Visitors to this year’s Raymond Stampede got to learn more about the fascinating history of the event with the installation of the latest Alberta Historical Resources Foundation heritage marker. The marker details the history of the event – the first of its kind held in Alberta – dating back to 1902, when prominent rancher Raymond Knight decided to organize a skills competition for local cowboys and ranch hands. The success of the Raymond Stampede inspired the organization of similar events across Alberta, with a growing range of events and prizes that attracted more and more competitors. Held in dozens of communities across the province each year, rodeos have long been significant cultural events in Alberta that strongly reflect its great agricultural heritage.
Raymond Stampede’s new heritage marker.
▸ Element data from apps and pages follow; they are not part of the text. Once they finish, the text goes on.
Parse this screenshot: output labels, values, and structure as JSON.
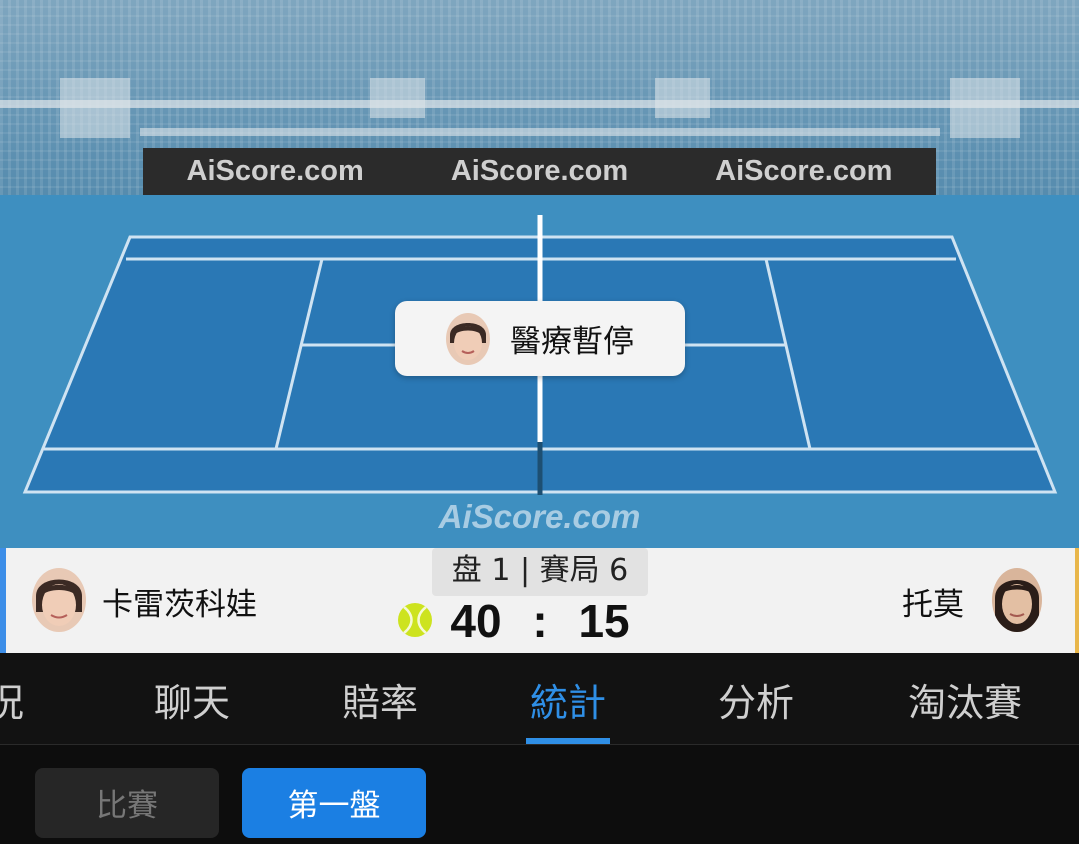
{
  "court": {
    "ad_boards": [
      "AiScore.com",
      "AiScore.com",
      "AiScore.com"
    ],
    "watermark": "AiScore.com",
    "status_text": "醫療暫停"
  },
  "match": {
    "set_game_label": "盘 1 | 賽局 6",
    "home": {
      "name": "卡雷茨科娃",
      "score": "40"
    },
    "away": {
      "name": "托莫",
      "score": "15"
    },
    "separator": ":"
  },
  "tabs": [
    {
      "label": "況"
    },
    {
      "label": "聊天"
    },
    {
      "label": "賠率"
    },
    {
      "label": "統計",
      "active": true
    },
    {
      "label": "分析"
    },
    {
      "label": "淘汰賽"
    }
  ],
  "segments": [
    {
      "label": "比賽"
    },
    {
      "label": "第一盤",
      "active": true
    }
  ],
  "colors": {
    "accent": "#2f8fe6",
    "court": "#2a78b5",
    "court_surround": "#3e8fc0",
    "home_edge": "#3d8ee8",
    "away_edge": "#e8b64a",
    "ball": "#cde31f"
  }
}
The marker was installed on June 25, 2015 at the site of the Stampede in Raymond Knight Memorial Park. The Town of Raymond applied for the development of the heritage marker through the Alberta Heritage Markers Program. The program was established in 1955 to promote greater awareness of the historic people, places, events, and themes that have defined the character of our province. The program brings Alberta’s dynamic history alive through heritage markers placed at roadside pullouts, within parks, and in other community locales.
Written by: Allan Rowe, Historic Places Research Officer
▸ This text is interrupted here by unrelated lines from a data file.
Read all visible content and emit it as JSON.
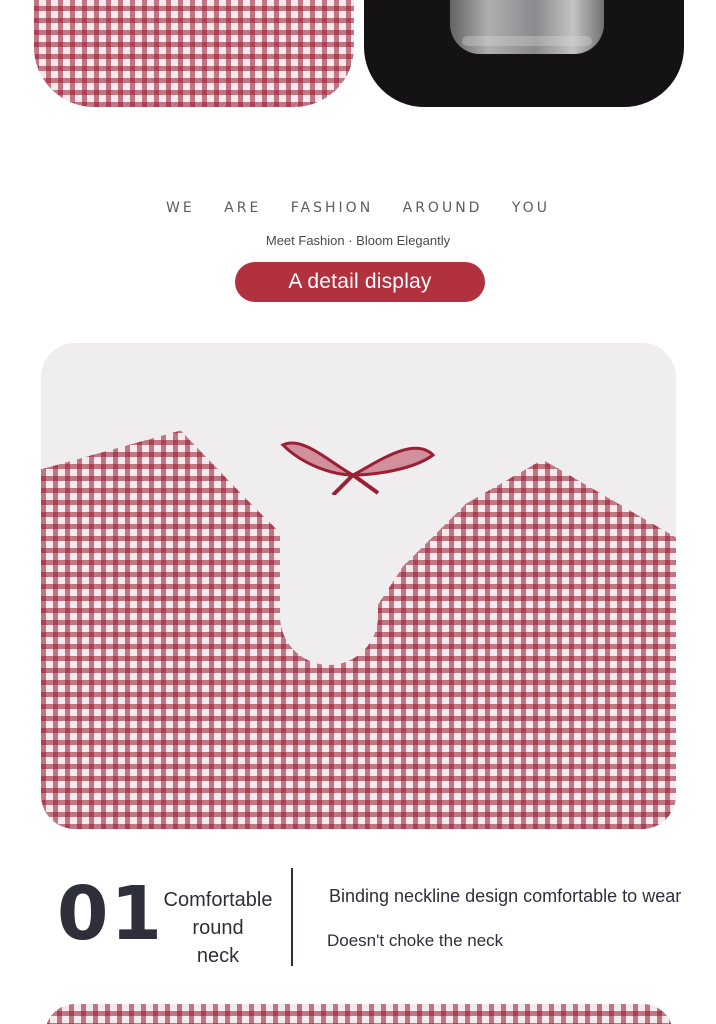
{
  "header": {
    "tagline": "WE ARE FASHION AROUND YOU",
    "subtagline": "Meet Fashion · Bloom Elegantly",
    "section_button": "A detail display"
  },
  "feature": {
    "number": "01",
    "title_lines": [
      "Comfortable",
      "round",
      "neck"
    ],
    "description_1": "Binding neckline design comfortable to wear",
    "description_2": "Doesn't choke the neck"
  },
  "colors": {
    "accent": "#b2313f",
    "text_dark": "#2e2f3b",
    "gingham_red": "#96162c"
  }
}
Visitors to the Town of Drumheller can now learn more about the history, geology and natural resources of the community with the installation of a new Alberta Historical Resources Foundation Heritage Marker. Combining text with contemporary and archival photographs, the marker describes how the forces of nature shaped the area’s striking landscape and left the region rich in the two resources that would define Drumheller’s future – coal and dinosaur fossils.
The Drumheller Heritage Marker up-close (Courtesy of Stefan Cieslik, Historic Resources Management Branch).
It was coal that first attracted the attention of railway and mining investors, who established a townsite to support the booming coal industry. By the end of World War One, the Drumheller region was one of Canada’s leading coal producers. The area also caught the imagination of fossil hunters, who flocked to the region from 1910 onward in search of fossils like the massive Albertosaurus skull unearthed by Joseph B. Tyrrell in 1884. The abundance of dinosaur bones made Drumheller a natural home for the Royal Tyrrell Museum of Palaeontology, one of the world’s leading facilities for the research and presentation of prehistoric life.
The marker was installed on November 20, 2014, along Highway 9, one-and-a-half kilometers north of the Town of Drumheller. The Town of Drumheller applied for the development of the heritage marker through the Alberta Heritage Markers Program. The program was established in 1955 to promote greater awareness of the historic people, places, events and themes that have defined the character of our province. The program brings Alberta’s dynamic history alive through heritage markers placed at roadside pullouts, within parks and in other community locales.
Written by: Allan Rowe, Historic Places Research Officer.